Dating back to Utah Territorial days, Utah has been a fence-in state.  This means those who own or care for livestock have the primary responsibility to ensure livestock does not trespass onto another’s property.  Fence-out, on the other hand, largely pertains to open range lands.

In recent decades, most counties have adopted a county ordinance that supports local and county interests such as agriculture needs, historic practices, growth patterns and trends.  Not all counties have adopted the same ordinance.  As such, it’s important for ranchers and neighbors to understand that fencing ordinances may be different across county lines.  I have found contacting the county Sheriff’s office is the quickest and more reliable source to determine whether a county is “fence-in” or “fence-out” or both.    There are several counties that have both.  If a county chooses not to adopt an ordinance setting its policy, then the State law is used.  As stated earlier, the State policy operates on a “fence-in” philosophy.  

If you own livestock, fence them in.  However, there are two exceptions.  First, if animals are on open range, and second, if your county has elected to pass an ordinance different than state law on fencing in your livestock.  
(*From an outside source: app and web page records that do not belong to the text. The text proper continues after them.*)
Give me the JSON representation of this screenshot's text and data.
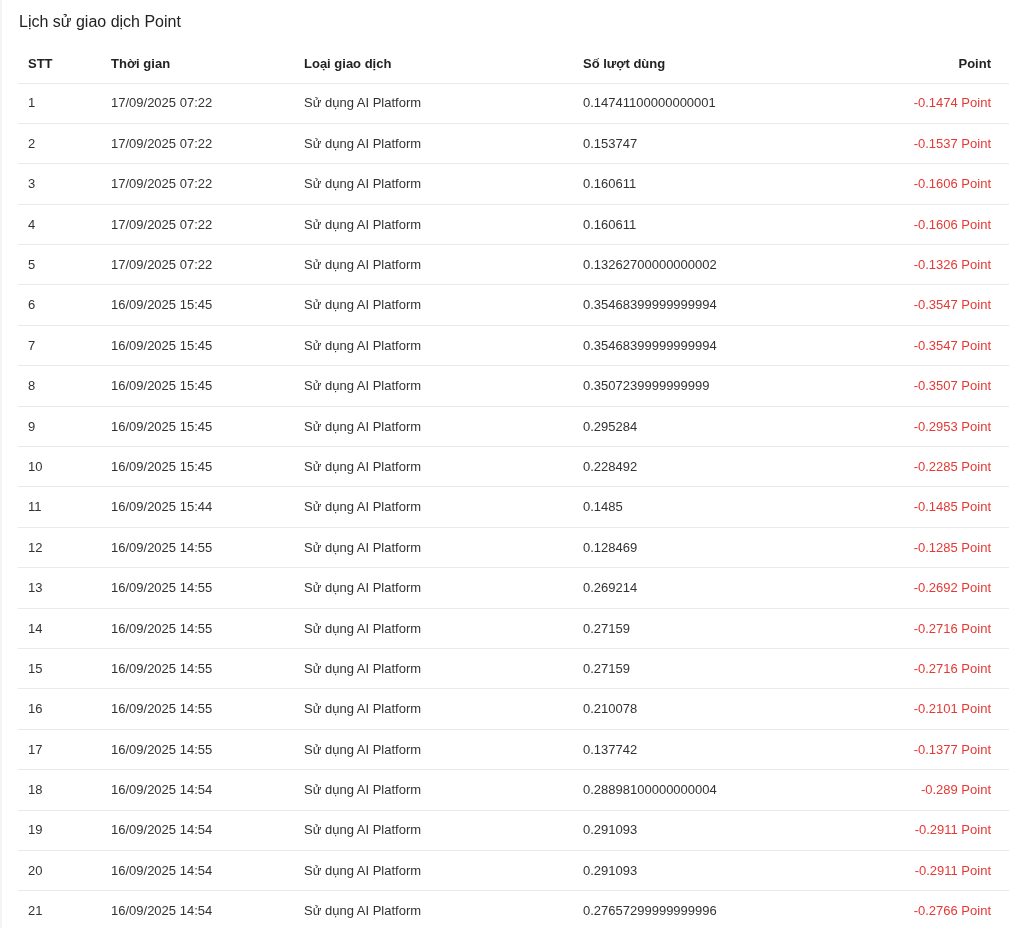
{
  "title": "Lịch sử giao dịch Point",
  "table": {
    "columns": [
      "STT",
      "Thời gian",
      "Loại giao dịch",
      "Số lượt dùng",
      "Point"
    ],
    "rows": [
      {
        "stt": "1",
        "time": "17/09/2025 07:22",
        "type": "Sử dụng AI Platform",
        "usage": "0.14741100000000001",
        "point": "-0.1474 Point"
      },
      {
        "stt": "2",
        "time": "17/09/2025 07:22",
        "type": "Sử dụng AI Platform",
        "usage": "0.153747",
        "point": "-0.1537 Point"
      },
      {
        "stt": "3",
        "time": "17/09/2025 07:22",
        "type": "Sử dụng AI Platform",
        "usage": "0.160611",
        "point": "-0.1606 Point"
      },
      {
        "stt": "4",
        "time": "17/09/2025 07:22",
        "type": "Sử dụng AI Platform",
        "usage": "0.160611",
        "point": "-0.1606 Point"
      },
      {
        "stt": "5",
        "time": "17/09/2025 07:22",
        "type": "Sử dụng AI Platform",
        "usage": "0.13262700000000002",
        "point": "-0.1326 Point"
      },
      {
        "stt": "6",
        "time": "16/09/2025 15:45",
        "type": "Sử dụng AI Platform",
        "usage": "0.35468399999999994",
        "point": "-0.3547 Point"
      },
      {
        "stt": "7",
        "time": "16/09/2025 15:45",
        "type": "Sử dụng AI Platform",
        "usage": "0.35468399999999994",
        "point": "-0.3547 Point"
      },
      {
        "stt": "8",
        "time": "16/09/2025 15:45",
        "type": "Sử dụng AI Platform",
        "usage": "0.3507239999999999",
        "point": "-0.3507 Point"
      },
      {
        "stt": "9",
        "time": "16/09/2025 15:45",
        "type": "Sử dụng AI Platform",
        "usage": "0.295284",
        "point": "-0.2953 Point"
      },
      {
        "stt": "10",
        "time": "16/09/2025 15:45",
        "type": "Sử dụng AI Platform",
        "usage": "0.228492",
        "point": "-0.2285 Point"
      },
      {
        "stt": "11",
        "time": "16/09/2025 15:44",
        "type": "Sử dụng AI Platform",
        "usage": "0.1485",
        "point": "-0.1485 Point"
      },
      {
        "stt": "12",
        "time": "16/09/2025 14:55",
        "type": "Sử dụng AI Platform",
        "usage": "0.128469",
        "point": "-0.1285 Point"
      },
      {
        "stt": "13",
        "time": "16/09/2025 14:55",
        "type": "Sử dụng AI Platform",
        "usage": "0.269214",
        "point": "-0.2692 Point"
      },
      {
        "stt": "14",
        "time": "16/09/2025 14:55",
        "type": "Sử dụng AI Platform",
        "usage": "0.27159",
        "point": "-0.2716 Point"
      },
      {
        "stt": "15",
        "time": "16/09/2025 14:55",
        "type": "Sử dụng AI Platform",
        "usage": "0.27159",
        "point": "-0.2716 Point"
      },
      {
        "stt": "16",
        "time": "16/09/2025 14:55",
        "type": "Sử dụng AI Platform",
        "usage": "0.210078",
        "point": "-0.2101 Point"
      },
      {
        "stt": "17",
        "time": "16/09/2025 14:55",
        "type": "Sử dụng AI Platform",
        "usage": "0.137742",
        "point": "-0.1377 Point"
      },
      {
        "stt": "18",
        "time": "16/09/2025 14:54",
        "type": "Sử dụng AI Platform",
        "usage": "0.28898100000000004",
        "point": "-0.289 Point"
      },
      {
        "stt": "19",
        "time": "16/09/2025 14:54",
        "type": "Sử dụng AI Platform",
        "usage": "0.291093",
        "point": "-0.2911 Point"
      },
      {
        "stt": "20",
        "time": "16/09/2025 14:54",
        "type": "Sử dụng AI Platform",
        "usage": "0.291093",
        "point": "-0.2911 Point"
      },
      {
        "stt": "21",
        "time": "16/09/2025 14:54",
        "type": "Sử dụng AI Platform",
        "usage": "0.27657299999999996",
        "point": "-0.2766 Point"
      }
    ]
  }
}
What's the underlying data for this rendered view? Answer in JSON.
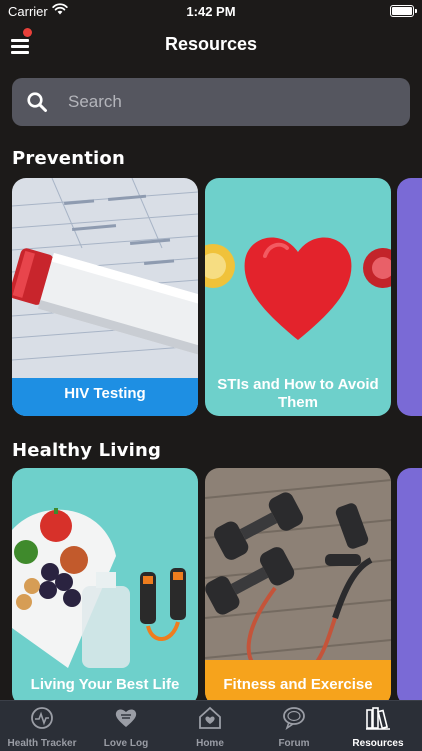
{
  "status_bar": {
    "carrier": "Carrier",
    "time": "1:42 PM"
  },
  "header": {
    "title": "Resources"
  },
  "search": {
    "placeholder": "Search"
  },
  "sections": [
    {
      "title": "Prevention",
      "cards": [
        {
          "label": "HIV Testing",
          "label_bg": "#1e8fe3"
        },
        {
          "label": "STIs and How to Avoid Them",
          "label_bg": "#6ed0cb"
        }
      ]
    },
    {
      "title": "Healthy Living",
      "cards": [
        {
          "label": "Living Your Best Life",
          "label_bg": "#6ed0cb"
        },
        {
          "label": "Fitness and Exercise",
          "label_bg": "#f6a31c"
        }
      ]
    }
  ],
  "tab_bar": {
    "tabs": [
      {
        "label": "Health Tracker",
        "icon": "heart-pulse-icon"
      },
      {
        "label": "Love Log",
        "icon": "heart-chat-icon"
      },
      {
        "label": "Home",
        "icon": "home-heart-icon"
      },
      {
        "label": "Forum",
        "icon": "chat-bubble-icon"
      },
      {
        "label": "Resources",
        "icon": "books-icon",
        "active": true
      }
    ]
  },
  "colors": {
    "background": "#1c1a19",
    "badge": "#e8403a",
    "search_bg": "#55565f",
    "tab_bar_bg": "#2b2f37",
    "peek_card": "#7a6ad6"
  }
}
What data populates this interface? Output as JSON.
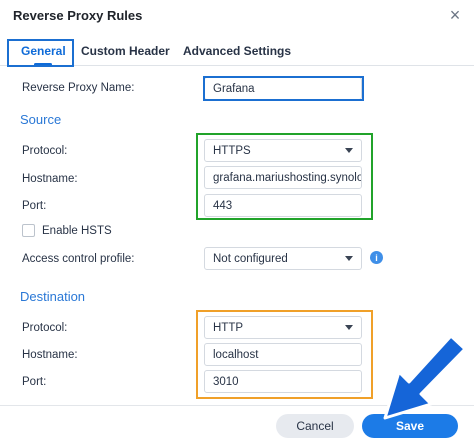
{
  "dialog": {
    "title": "Reverse Proxy Rules"
  },
  "tabs": [
    {
      "label": "General"
    },
    {
      "label": "Custom Header"
    },
    {
      "label": "Advanced Settings"
    }
  ],
  "general": {
    "name_label": "Reverse Proxy Name:",
    "name_value": "Grafana"
  },
  "source": {
    "heading": "Source",
    "protocol_label": "Protocol:",
    "protocol_value": "HTTPS",
    "hostname_label": "Hostname:",
    "hostname_value": "grafana.mariushosting.synology.me",
    "port_label": "Port:",
    "port_value": "443",
    "hsts_label": "Enable HSTS",
    "hsts_checked": false,
    "acl_label": "Access control profile:",
    "acl_value": "Not configured",
    "info_glyph": "i"
  },
  "destination": {
    "heading": "Destination",
    "protocol_label": "Protocol:",
    "protocol_value": "HTTP",
    "hostname_label": "Hostname:",
    "hostname_value": "localhost",
    "port_label": "Port:",
    "port_value": "3010"
  },
  "buttons": {
    "cancel": "Cancel",
    "save": "Save"
  },
  "icons": {
    "close": "×"
  },
  "colors": {
    "accent": "#1c7be7",
    "section_heading": "#2a78d6",
    "highlight_blue": "#1b6fd1",
    "highlight_green": "#21a32a",
    "highlight_orange": "#f0a029",
    "arrow": "#1565d8"
  }
}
If your animals wander on to someone else’s land you may not be responsible.  If you drove them onto someone else’s land, you may be.  The courts tend to look at the facts of individual cases to determine responsibility, rather than based on the policy expressed in the county ordinance.  Furthermore, the courts will look at whether what happened is an intentional and negligent acts.  Even if the ordinance is fence out, you are responsible for keeping your animals off someone else’s property.  

The proper care of livestock and respect of neighbors property and rights requires sound judgment, forward thinking and common sense.  Each landowner scenario seems unique and different.  Many interpret the laws and ordinances differently.  With these realities, it’s good to visit with your county Sherriff’s office to ensure your understanding of county ordinances is consistent with the Sherriff, his deputy’s and staff.    

For more information contact Sterling Brown 801-233-3004